OECD finds more degree-holders among emigrants

The percentage of international migrants with degrees is steadily rising, meaning that increasing numbers of educated people are looking for a better life abroad, according to an OECD report.

The report, ‘Connecting with Emigrants’, says that a third of immigrants who arrived in OECD countries in the last five years have degrees. The organisation said this translates into about 26 million people.

Migrants educated to a tertiary level make up the highest share among migrants from China (70 per cent), followed by India (63 per cent) and Nigeria (61 per cent). About 36 per cent of sub-Saharan African migrants hold a degree, the report states. The lowest share of degree-holders was found among migrants from Mexico (7 per cent), Turkey (8 per cent) and Portugal (9 per cent).

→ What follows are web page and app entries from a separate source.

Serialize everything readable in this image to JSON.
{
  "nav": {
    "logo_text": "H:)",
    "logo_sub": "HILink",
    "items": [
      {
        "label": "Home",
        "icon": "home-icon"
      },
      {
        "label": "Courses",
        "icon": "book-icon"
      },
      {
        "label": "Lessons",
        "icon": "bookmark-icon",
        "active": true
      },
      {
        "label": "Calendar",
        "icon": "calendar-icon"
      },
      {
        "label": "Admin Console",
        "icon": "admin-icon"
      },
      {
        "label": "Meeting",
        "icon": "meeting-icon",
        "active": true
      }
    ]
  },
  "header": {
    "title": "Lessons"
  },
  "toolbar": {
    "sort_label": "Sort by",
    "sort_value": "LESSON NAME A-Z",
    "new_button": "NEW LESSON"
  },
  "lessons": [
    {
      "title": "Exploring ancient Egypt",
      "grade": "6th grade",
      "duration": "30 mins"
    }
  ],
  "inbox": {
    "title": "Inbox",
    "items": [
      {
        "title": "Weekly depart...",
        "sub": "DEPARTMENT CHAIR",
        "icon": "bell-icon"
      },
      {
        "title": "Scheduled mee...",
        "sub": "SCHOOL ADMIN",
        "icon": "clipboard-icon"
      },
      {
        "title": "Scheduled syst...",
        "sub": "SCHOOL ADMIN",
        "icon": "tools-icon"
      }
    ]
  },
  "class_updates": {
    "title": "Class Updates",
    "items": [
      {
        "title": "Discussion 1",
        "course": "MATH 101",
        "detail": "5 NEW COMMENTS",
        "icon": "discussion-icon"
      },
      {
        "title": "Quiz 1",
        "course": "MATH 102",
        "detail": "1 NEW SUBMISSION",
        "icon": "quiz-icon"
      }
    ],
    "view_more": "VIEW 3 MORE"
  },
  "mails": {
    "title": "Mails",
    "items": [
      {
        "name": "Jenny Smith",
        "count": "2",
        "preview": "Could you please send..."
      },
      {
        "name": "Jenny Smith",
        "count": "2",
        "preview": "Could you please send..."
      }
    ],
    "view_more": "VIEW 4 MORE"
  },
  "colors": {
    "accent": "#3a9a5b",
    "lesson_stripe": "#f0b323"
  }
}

The report warns that such high numbers of tertiary-educated migrants put their countries of origin at risk of brain drain. Brain drain is particularly high in the Caribbean, with 75 per cent of highly educated nationals of Barbados, Guyana, Haiti, and Trinidad and Tobago living abroad.

The report highlights the medical professions as a field at high risk of emigration. There is a continuous increase in non-OECD medical professionals in the OECD, which could affect healthcare provision and quality in poorer countries, the report warns.